This was once attached, by two strings passed through its ends, to a papyrus, the fibrous surface of which has left a brilliant impression on the back. Evidently the papyrus wafi destroyed by a fire which has b u r t ~ t the seal hard ; i t was probably some important document of the temple of the goddess Nekhebt a t El Kab.
PI. XXXIII, Fig. 6. Narrow cjlinder seal of green glazed steatite, engraved on opposite sides with f-like Hathor-heads surmounted by disk and horns. L. 2 cm. Perhaps of the end of the Middle Kingdom.
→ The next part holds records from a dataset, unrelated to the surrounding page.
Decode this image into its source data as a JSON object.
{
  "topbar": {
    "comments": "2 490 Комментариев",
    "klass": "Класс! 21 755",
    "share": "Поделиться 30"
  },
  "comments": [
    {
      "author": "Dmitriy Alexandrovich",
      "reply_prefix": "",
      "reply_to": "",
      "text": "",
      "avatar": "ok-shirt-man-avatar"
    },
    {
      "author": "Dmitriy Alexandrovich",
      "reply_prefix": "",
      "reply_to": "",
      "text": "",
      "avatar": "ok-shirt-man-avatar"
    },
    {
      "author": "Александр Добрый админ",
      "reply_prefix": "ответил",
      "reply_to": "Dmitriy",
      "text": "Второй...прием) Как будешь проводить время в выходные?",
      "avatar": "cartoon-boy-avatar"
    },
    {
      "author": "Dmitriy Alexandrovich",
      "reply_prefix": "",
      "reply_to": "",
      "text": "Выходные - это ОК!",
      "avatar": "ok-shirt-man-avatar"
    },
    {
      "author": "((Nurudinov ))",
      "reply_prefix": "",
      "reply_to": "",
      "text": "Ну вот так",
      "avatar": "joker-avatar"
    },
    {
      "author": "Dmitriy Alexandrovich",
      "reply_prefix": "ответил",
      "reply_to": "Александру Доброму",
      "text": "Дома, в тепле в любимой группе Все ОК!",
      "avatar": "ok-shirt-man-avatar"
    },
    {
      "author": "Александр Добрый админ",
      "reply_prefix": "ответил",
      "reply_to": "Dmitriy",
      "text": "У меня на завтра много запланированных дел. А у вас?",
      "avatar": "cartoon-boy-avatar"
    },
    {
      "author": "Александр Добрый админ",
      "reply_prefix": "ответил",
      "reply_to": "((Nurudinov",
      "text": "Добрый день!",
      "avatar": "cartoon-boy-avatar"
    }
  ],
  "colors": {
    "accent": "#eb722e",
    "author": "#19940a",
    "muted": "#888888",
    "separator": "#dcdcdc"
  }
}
Clay cone of Mermosi, viceroy of Cush under Arnenhotp 111, type DARESSY,Recueil de cones fun&r(zires, no. 113.
A gummed label gives tlle provenance as "near Heliopolis, Cairo, 1863," but it must have originally come from Thebes, where the cones are well known, though the tomb of Mernlosi has not yet been identified. Cf. PETRIE,Season in Egypt, P1. XXII, no. 29.
1 am indebted to for the following account of a hieraticDr A. H. GARDINER ostracon in the same collection :-"Fragment of limestone1, inscribed in a bold and characteristic Ramesside hieratic hand. Broken to left of the recto (=r ight of verso),but
otherwise intact; the extent of the loss is difficult to determine. The photograph, from which the accompanyiag hand-copies have been made, shows clear traces of an earlier
1 Marked by the modern owner in ink: "Demotic writing. Thebes. Jany. 24th. 1863."
~ f i ~ u [ ,
A TOURIST'S COLLECTION OF FIFTY YEARS AGO 195
text that has been erased; this was in a very similar hand, and appears to have been a letter. The later text reads as follows:
.Account of everything belonging to me :- laver of bronze.. .... ; 7 neck-ornaments (?)with two htlt; ...15 sgy ; bits (?)of ivory, 2 pieces ............the work that was in i t (T), and I did not tell [it ( 2 ) to] my father.'
This inventory of possessions made by a woman doubtless had some legal or semi-legal intention. I t is of interest as containing several rare or unknown words. &,wy is familiar a3 'neck,' but not as 'necklace' or 'neck-ornament'; i t seems here to fbrm a single expression with the next word Bbb. There again we are in difficulties; 'Jbb of carnelian' appear to be mentioned Pap. Turin, 39, 14, and there are several words that might appear to be cognate, viz.,wibyt 'beads' and i;b, Bb, gby stjpposed (22.48, 143) to mean 'clasps.' If kbwy s'bb were to mean 'bead-necklaces' the 2 htyt' that they possessed migl~t mean 'two rows' of beads. S&y seems connected with a verbal stem associated with goldsmiths' work, see BRUQSCH,Dict. 1103.
Pd for a 'piece' of ivory does not seem to occur elsewhere, but c j 41 with CsTz]
unknown signification, Pap. Turin, 39, 17. What ' i t ' in 1. 1 of the verso refers to, I am unable to guess, as well as the reason why the l